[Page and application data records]
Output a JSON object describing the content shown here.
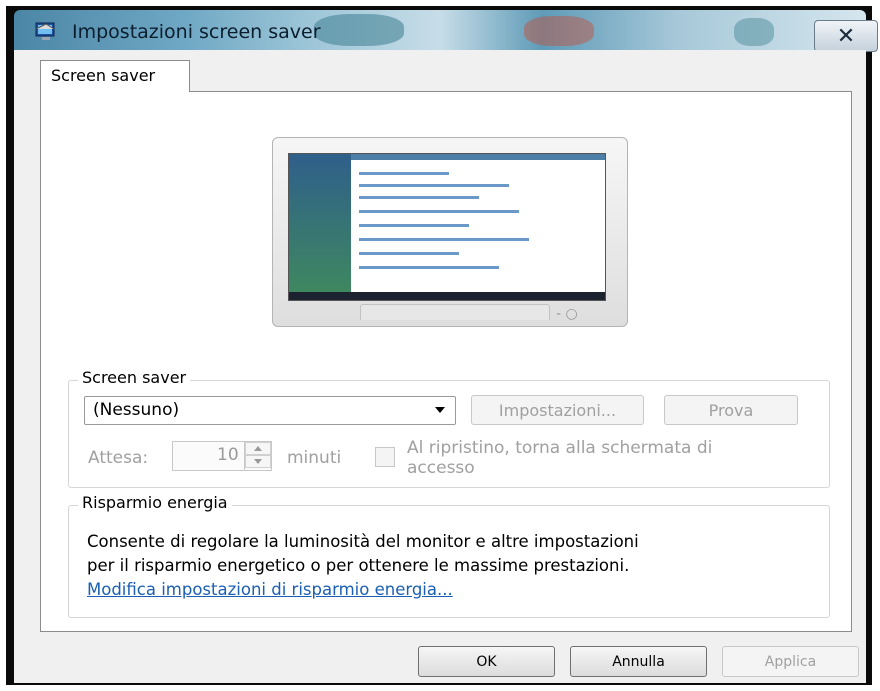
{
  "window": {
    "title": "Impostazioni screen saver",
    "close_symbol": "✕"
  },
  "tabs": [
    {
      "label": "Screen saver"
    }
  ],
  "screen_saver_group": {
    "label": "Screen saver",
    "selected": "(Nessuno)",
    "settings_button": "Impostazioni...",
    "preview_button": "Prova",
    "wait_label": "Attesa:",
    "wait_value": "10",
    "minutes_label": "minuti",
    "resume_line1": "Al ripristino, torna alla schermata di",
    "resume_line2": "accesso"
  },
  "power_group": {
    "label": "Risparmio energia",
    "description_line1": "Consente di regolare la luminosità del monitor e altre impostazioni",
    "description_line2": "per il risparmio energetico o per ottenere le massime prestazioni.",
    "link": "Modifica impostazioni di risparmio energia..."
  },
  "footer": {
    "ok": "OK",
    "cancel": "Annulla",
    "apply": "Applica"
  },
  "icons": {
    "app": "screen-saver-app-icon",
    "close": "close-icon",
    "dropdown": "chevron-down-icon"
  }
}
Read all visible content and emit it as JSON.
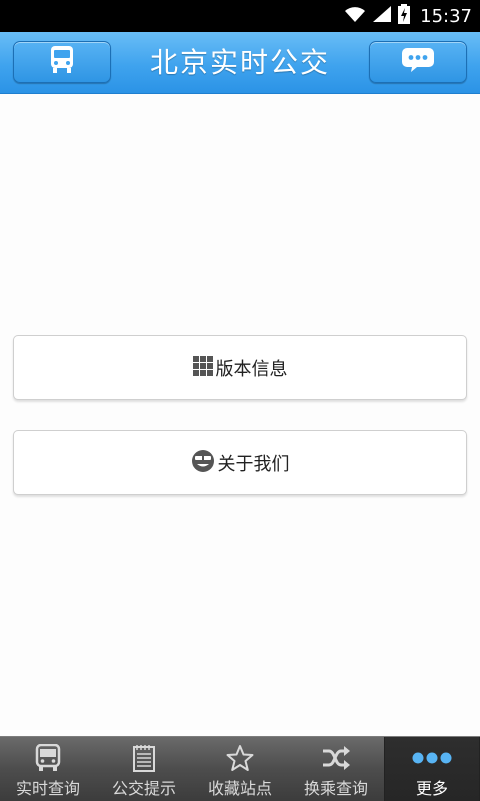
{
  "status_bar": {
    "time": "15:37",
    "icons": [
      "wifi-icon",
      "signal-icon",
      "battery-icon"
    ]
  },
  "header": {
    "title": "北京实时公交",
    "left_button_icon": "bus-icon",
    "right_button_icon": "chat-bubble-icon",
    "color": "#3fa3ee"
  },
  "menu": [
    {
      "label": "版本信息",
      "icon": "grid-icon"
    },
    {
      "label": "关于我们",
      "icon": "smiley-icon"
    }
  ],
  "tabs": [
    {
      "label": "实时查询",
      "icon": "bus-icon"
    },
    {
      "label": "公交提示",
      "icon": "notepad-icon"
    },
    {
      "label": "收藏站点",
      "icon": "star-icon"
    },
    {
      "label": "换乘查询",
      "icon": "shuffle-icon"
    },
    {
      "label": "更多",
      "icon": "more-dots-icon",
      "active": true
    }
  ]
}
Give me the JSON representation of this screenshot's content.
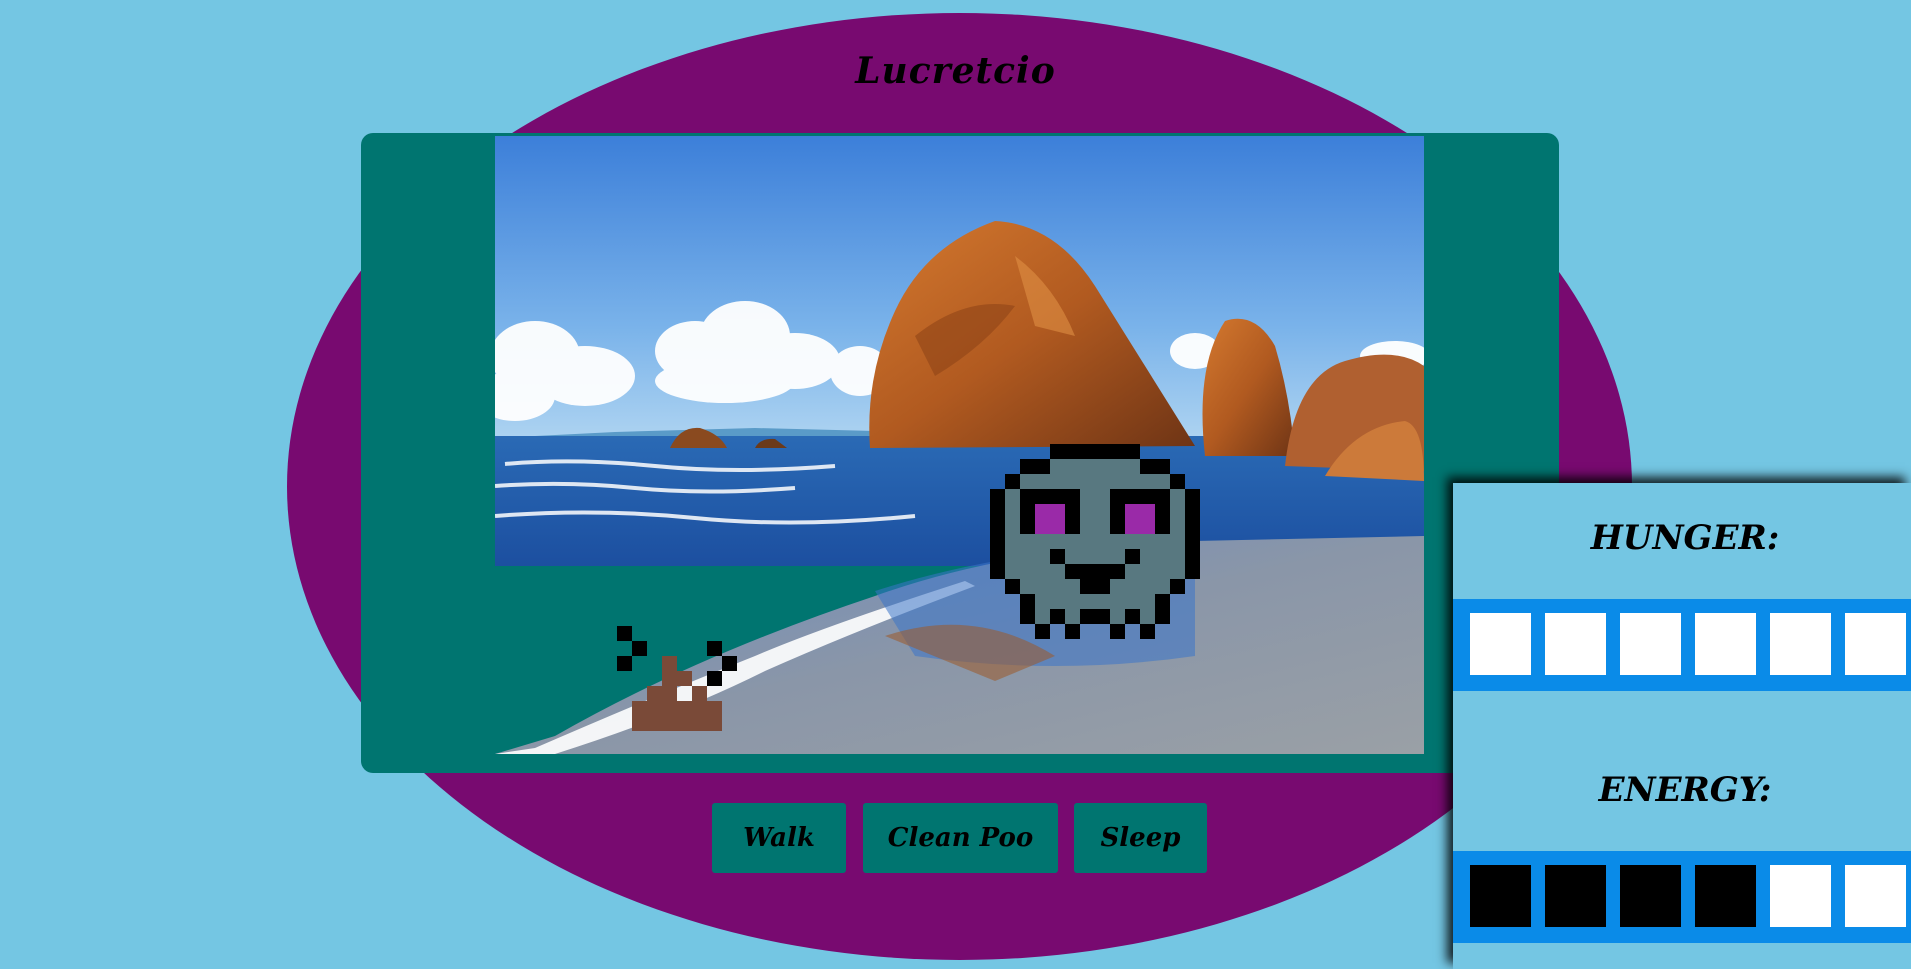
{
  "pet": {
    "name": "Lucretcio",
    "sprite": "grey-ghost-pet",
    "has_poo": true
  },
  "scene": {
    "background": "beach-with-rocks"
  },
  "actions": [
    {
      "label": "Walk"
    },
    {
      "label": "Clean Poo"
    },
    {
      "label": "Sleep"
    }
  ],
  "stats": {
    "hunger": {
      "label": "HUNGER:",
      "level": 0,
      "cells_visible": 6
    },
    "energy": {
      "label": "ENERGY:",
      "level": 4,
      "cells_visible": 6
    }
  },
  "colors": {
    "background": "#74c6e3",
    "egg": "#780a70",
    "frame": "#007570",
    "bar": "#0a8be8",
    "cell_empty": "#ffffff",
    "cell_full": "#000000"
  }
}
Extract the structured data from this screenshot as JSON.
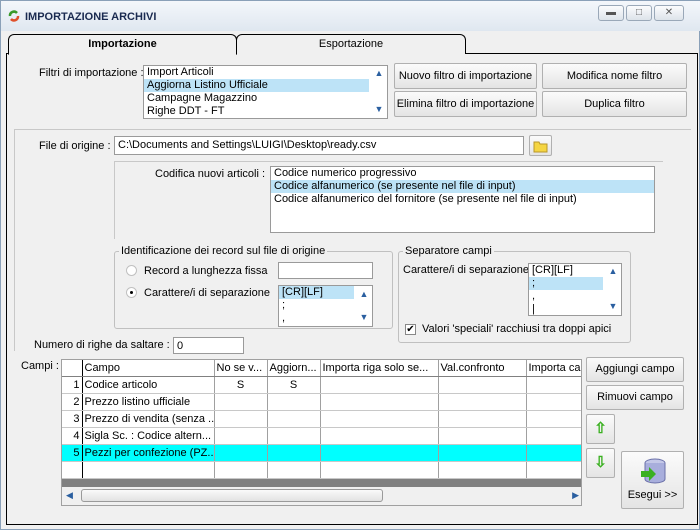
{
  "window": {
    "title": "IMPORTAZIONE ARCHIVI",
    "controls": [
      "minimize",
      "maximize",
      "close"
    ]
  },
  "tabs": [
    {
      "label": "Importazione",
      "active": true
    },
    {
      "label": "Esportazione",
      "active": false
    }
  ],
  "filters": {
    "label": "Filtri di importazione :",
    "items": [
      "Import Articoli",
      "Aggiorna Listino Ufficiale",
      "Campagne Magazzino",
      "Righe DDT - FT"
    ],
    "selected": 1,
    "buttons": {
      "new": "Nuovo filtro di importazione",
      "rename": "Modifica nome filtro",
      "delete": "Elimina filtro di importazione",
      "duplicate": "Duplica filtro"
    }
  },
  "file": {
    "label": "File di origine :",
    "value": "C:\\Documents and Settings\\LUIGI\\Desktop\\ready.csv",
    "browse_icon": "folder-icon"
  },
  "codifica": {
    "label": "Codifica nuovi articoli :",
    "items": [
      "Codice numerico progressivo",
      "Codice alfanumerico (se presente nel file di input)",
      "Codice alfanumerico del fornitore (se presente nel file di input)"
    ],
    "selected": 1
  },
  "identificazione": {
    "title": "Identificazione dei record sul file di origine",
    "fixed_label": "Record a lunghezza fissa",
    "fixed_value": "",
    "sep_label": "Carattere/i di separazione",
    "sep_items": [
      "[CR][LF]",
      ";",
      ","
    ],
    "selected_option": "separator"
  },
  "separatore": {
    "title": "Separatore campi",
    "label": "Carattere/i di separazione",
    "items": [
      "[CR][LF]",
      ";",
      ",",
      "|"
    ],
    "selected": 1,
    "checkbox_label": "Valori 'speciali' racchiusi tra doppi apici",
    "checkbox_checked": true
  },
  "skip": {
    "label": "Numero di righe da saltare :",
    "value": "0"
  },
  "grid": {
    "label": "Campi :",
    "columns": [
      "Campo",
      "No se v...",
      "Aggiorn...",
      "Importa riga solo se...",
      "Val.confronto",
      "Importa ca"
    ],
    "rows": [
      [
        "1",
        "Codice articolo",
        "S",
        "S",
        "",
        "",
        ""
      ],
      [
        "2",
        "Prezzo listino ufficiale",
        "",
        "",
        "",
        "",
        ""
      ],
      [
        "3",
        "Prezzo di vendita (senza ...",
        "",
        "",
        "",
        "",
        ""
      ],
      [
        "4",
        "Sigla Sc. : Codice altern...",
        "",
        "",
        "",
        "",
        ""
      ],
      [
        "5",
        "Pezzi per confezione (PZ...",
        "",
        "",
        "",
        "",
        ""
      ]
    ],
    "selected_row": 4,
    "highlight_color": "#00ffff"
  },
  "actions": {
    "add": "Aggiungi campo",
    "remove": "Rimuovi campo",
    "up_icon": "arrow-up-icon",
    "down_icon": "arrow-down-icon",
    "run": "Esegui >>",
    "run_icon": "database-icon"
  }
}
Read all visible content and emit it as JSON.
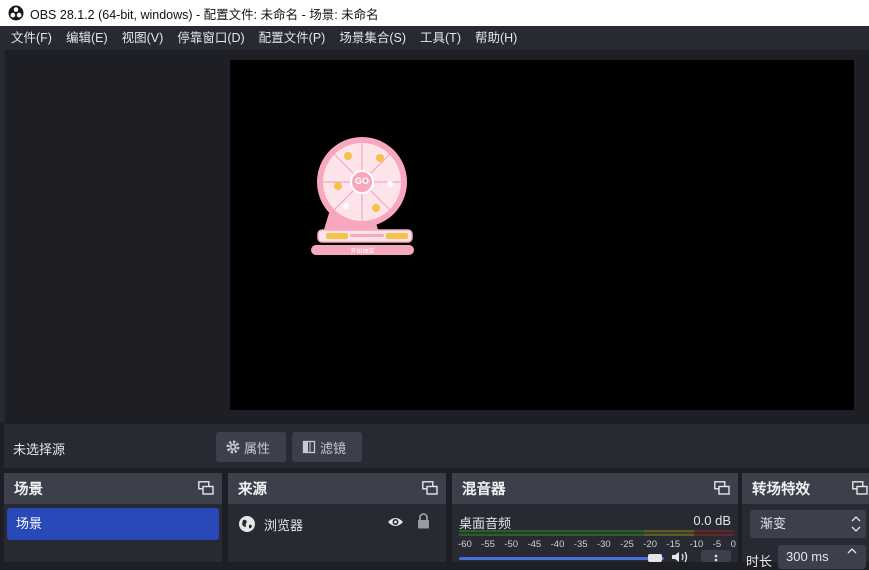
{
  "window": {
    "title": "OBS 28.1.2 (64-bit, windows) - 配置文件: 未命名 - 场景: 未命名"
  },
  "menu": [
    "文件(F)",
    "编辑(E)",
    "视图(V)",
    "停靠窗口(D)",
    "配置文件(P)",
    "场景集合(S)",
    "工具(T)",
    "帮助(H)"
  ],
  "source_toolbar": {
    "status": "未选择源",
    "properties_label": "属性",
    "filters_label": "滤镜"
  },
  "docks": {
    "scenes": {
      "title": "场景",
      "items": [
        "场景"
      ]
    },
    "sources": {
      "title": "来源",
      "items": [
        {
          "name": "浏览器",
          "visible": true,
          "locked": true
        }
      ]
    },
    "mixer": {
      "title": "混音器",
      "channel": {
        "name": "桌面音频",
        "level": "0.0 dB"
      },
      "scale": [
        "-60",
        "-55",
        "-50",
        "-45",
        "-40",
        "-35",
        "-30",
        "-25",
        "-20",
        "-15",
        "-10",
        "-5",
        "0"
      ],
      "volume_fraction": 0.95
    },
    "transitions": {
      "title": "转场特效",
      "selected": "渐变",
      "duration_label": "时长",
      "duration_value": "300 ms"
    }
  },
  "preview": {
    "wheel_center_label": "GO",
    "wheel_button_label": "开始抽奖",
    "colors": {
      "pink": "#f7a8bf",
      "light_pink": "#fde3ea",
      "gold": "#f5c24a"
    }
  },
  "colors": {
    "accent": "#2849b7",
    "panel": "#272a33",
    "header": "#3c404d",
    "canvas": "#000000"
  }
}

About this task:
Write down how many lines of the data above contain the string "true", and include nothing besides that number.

Solution below:
6